The HSL color space defines colors more naturally: Hue specifies the base color, the other two values then let you specify the saturation of that color and how bright the color should be.
As you can see in the image at the left, hue specifies the color:
After specifying the color using the hue value you can specify the saturation of your color. In the HSL color wheel the saturation specifies the distance from the middle of the wheel.
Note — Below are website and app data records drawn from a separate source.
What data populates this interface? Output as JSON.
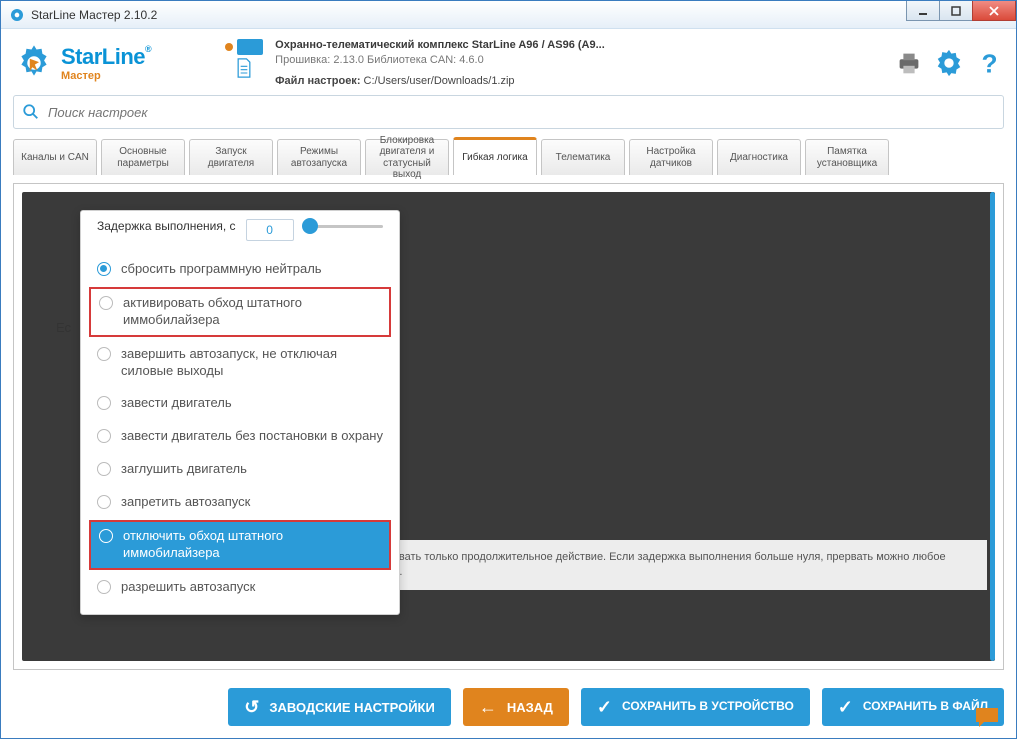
{
  "window": {
    "title": "StarLine Мастер 2.10.2"
  },
  "logo": {
    "brand": "StarLine",
    "sub": "Мастер"
  },
  "device": {
    "name": "Охранно-телематический комплекс StarLine A96 / AS96 (A9...",
    "firmware": "Прошивка: 2.13.0    Библиотека CAN: 4.6.0",
    "file_label": "Файл настроек:",
    "file_path": "C:/Users/user/Downloads/1.zip"
  },
  "search": {
    "placeholder": "Поиск настроек"
  },
  "tabs": [
    "Каналы и CAN",
    "Основные параметры",
    "Запуск двигателя",
    "Режимы автозапуска",
    "Блокировка двигателя и статусный выход",
    "Гибкая логика",
    "Телематика",
    "Настройка датчиков",
    "Диагностика",
    "Памятка установщика"
  ],
  "popup": {
    "delay_label": "Задержка выполнения, с",
    "delay_value": "0",
    "options": [
      {
        "label": "сбросить программную нейтраль",
        "selected": true
      },
      {
        "label": "активировать обход штатного иммобилайзера",
        "boxed": true
      },
      {
        "label": "завершить автозапуск, не отключая силовые выходы"
      },
      {
        "label": "завести двигатель"
      },
      {
        "label": "завести двигатель без постановки в охрану"
      },
      {
        "label": "заглушить двигатель"
      },
      {
        "label": "запретить автозапуск"
      },
      {
        "label": "отключить обход штатного иммобилайзера",
        "highlight": true,
        "boxed": true
      },
      {
        "label": "разрешить автозапуск"
      }
    ]
  },
  "info_strip": "жно прервать только продолжительное действие. Если задержка выполнения больше нуля, прервать можно любое действие.",
  "cut_label": "Ес",
  "buttons": {
    "factory": "ЗАВОДСКИЕ НАСТРОЙКИ",
    "back": "НАЗАД",
    "save_device": "СОХРАНИТЬ В УСТРОЙСТВО",
    "save_file": "СОХРАНИТЬ В ФАЙЛ"
  }
}
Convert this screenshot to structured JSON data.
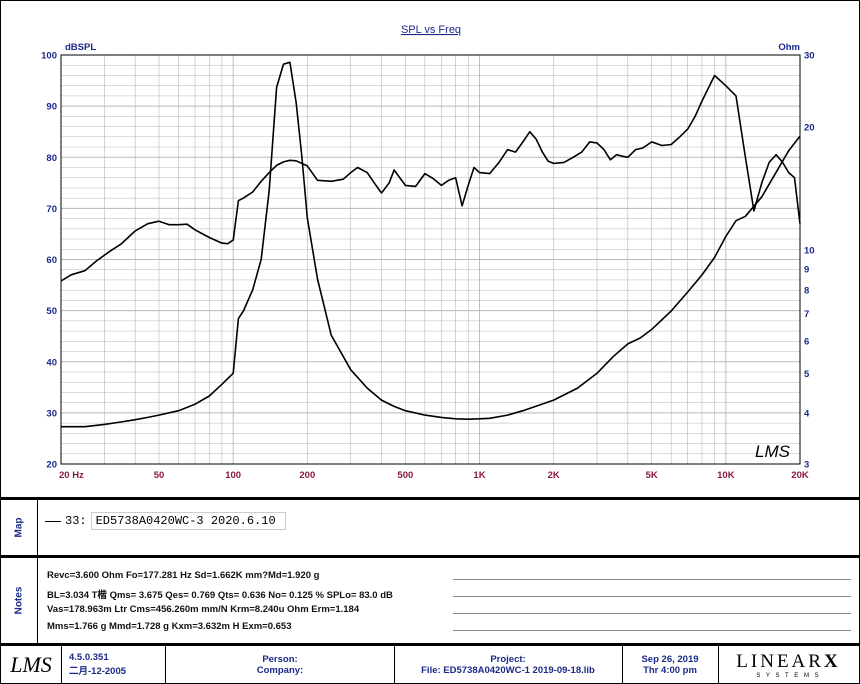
{
  "chart_data": {
    "type": "line",
    "title": "SPL vs Freq",
    "ylabel_left": "dBSPL",
    "ylabel_right": "Ohm",
    "x_scale": "log",
    "xlim": [
      20,
      20000
    ],
    "ylim_left": [
      20,
      100
    ],
    "ylim_right": [
      3,
      30
    ],
    "y_scale_right": "log",
    "x_tick_labels": [
      "20 Hz",
      "50",
      "100",
      "200",
      "500",
      "1K",
      "2K",
      "5K",
      "10K",
      "20K"
    ],
    "left_tick_labels": [
      "100",
      "90",
      "80",
      "70",
      "60",
      "50",
      "40",
      "30",
      "20"
    ],
    "right_tick_labels": [
      "30",
      "20",
      "10",
      "9",
      "8",
      "7",
      "6",
      "5",
      "4",
      "3"
    ],
    "grid": true,
    "watermark": "LMS",
    "series": [
      {
        "axis": "left",
        "x": [
          20,
          22,
          25,
          28,
          32,
          35,
          40,
          45,
          50,
          55,
          60,
          65,
          70,
          80,
          90,
          95,
          100,
          105,
          110,
          120,
          130,
          140,
          150,
          160,
          170,
          180,
          190,
          200,
          220,
          250,
          280,
          300,
          320,
          350,
          380,
          400,
          430,
          450,
          500,
          550,
          600,
          650,
          700,
          750,
          800,
          850,
          900,
          950,
          1000,
          1100,
          1200,
          1300,
          1400,
          1500,
          1600,
          1700,
          1800,
          1900,
          2000,
          2200,
          2400,
          2600,
          2800,
          3000,
          3200,
          3400,
          3600,
          3800,
          4000,
          4300,
          4600,
          5000,
          5500,
          6000,
          6500,
          7000,
          7500,
          8000,
          9000,
          10000,
          11000,
          12000,
          13000,
          14000,
          15000,
          16000,
          17000,
          18000,
          19000,
          20000
        ],
        "values": [
          55.8,
          57,
          57.8,
          59.8,
          61.8,
          63,
          65.6,
          67,
          67.5,
          66.8,
          66.8,
          66.9,
          65.8,
          64.3,
          63.2,
          63.1,
          63.8,
          71.5,
          72,
          73.2,
          75.3,
          77,
          78.4,
          79.1,
          79.4,
          79.3,
          78.8,
          78.3,
          75.5,
          75.3,
          75.7,
          77,
          78,
          77,
          74.5,
          73,
          75,
          77.5,
          74.5,
          74.3,
          76.8,
          75.8,
          74.5,
          75.5,
          76,
          70.5,
          74.5,
          78,
          77,
          76.8,
          79,
          81.5,
          81,
          83,
          85,
          83.5,
          81,
          79.2,
          78.8,
          79,
          80,
          81,
          83,
          82.8,
          81.5,
          79.5,
          80.5,
          80.2,
          80,
          81.5,
          81.8,
          83,
          82.3,
          82.5,
          84,
          85.5,
          88,
          91,
          96,
          94,
          92,
          80,
          69.5,
          75,
          79,
          80.5,
          79,
          77,
          76,
          67
        ]
      },
      {
        "axis": "right",
        "x": [
          20,
          25,
          30,
          35,
          40,
          45,
          50,
          60,
          70,
          80,
          90,
          100,
          105,
          110,
          120,
          130,
          140,
          150,
          160,
          170,
          180,
          190,
          200,
          220,
          250,
          300,
          350,
          400,
          450,
          500,
          600,
          700,
          800,
          900,
          1000,
          1100,
          1300,
          1500,
          2000,
          2500,
          3000,
          3500,
          4000,
          4500,
          5000,
          6000,
          7000,
          8000,
          9000,
          10000,
          11000,
          12000,
          14000,
          16000,
          18000,
          20000
        ],
        "values": [
          3.7,
          3.7,
          3.75,
          3.8,
          3.85,
          3.9,
          3.95,
          4.05,
          4.2,
          4.4,
          4.7,
          5,
          6.8,
          7.1,
          8,
          9.5,
          14,
          25,
          28.5,
          28.8,
          23,
          17,
          12,
          8.5,
          6.2,
          5.1,
          4.6,
          4.3,
          4.15,
          4.05,
          3.95,
          3.9,
          3.87,
          3.86,
          3.87,
          3.88,
          3.95,
          4.05,
          4.3,
          4.6,
          5,
          5.5,
          5.9,
          6.1,
          6.4,
          7.1,
          7.9,
          8.7,
          9.6,
          10.8,
          11.8,
          12.1,
          13.5,
          15.5,
          17.5,
          19
        ]
      }
    ]
  },
  "map": {
    "label": "Map",
    "entry_index": "33:",
    "entry_name": "ED5738A0420WC-3 2020.6.10"
  },
  "notes": {
    "label": "Notes",
    "lines": [
      "Revc=3.600 Ohm  Fo=177.281 Hz  Sd=1.662K mm?Md=1.920 g",
      "BL=3.034 T楷  Qms= 3.675  Qes= 0.769  Qts= 0.636  No= 0.125 %  SPLo= 83.0 dB",
      "Vas=178.963m Ltr  Cms=456.260m mm/N  Krm=8.240u Ohm  Erm=1.184",
      "Mms=1.766 g  Mmd=1.728 g  Kxm=3.632m H  Exm=0.653"
    ]
  },
  "footer": {
    "logo": "LMS",
    "version": "4.5.0.351",
    "version_date": "二月-12-2005",
    "person_label": "Person:",
    "company_label": "Company:",
    "project_label": "Project:",
    "file_text": "File: ED5738A0420WC-1 2019-09-18.lib",
    "date": "Sep 26, 2019",
    "time": "Thr  4:00 pm",
    "brand": "LINEAR",
    "brand_x": "X",
    "brand_sub": "S Y S T E M S"
  },
  "colors": {
    "axis_label": "#1b2a8a",
    "tick_x": "#8b1a3a",
    "grid": "#b8b8b8",
    "curve": "#000000"
  }
}
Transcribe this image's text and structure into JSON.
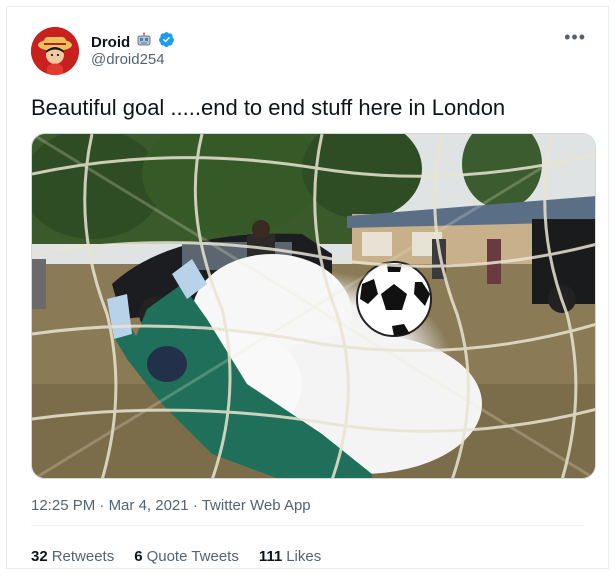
{
  "user": {
    "display_name": "Droid",
    "handle": "@droid254",
    "badge_emoji": "robot-emoji",
    "verified_icon": "verified-badge-icon"
  },
  "tweet": {
    "text": "Beautiful goal .....end to end stuff here in London",
    "time": "12:25 PM",
    "date": "Mar 4, 2021",
    "source": "Twitter Web App",
    "separator": "·"
  },
  "stats": {
    "retweets_count": "32",
    "retweets_label": "Retweets",
    "quote_count": "6",
    "quote_label": "Quote Tweets",
    "likes_count": "111",
    "likes_label": "Likes"
  },
  "more_menu": "•••",
  "colors": {
    "accent": "#1d9bf0",
    "text": "#0f1419",
    "muted": "#536471"
  }
}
So a saturation value of 0 means “center of the wheel”, i.e. a grey value, whereas a saturation value of 1 means “at the border of the wheel”, i.e. the of the color should be fully saturated.
The third parameter in the HSL color space is the luminance: It lets you specify how “bright” the color should be: 0 means, the bringhtness is 0, and this means, the color is black. 1 means maximum brightness, i.e. the color is white.
If you slowly increase the luminance, then you will see the color changing from black (=0) to a dark version of your color to your color in its full brightness (0.5), then even more brighter and finally it’s white (=1).
The following six luminance sliders show you what happens with colors if you change the luminance: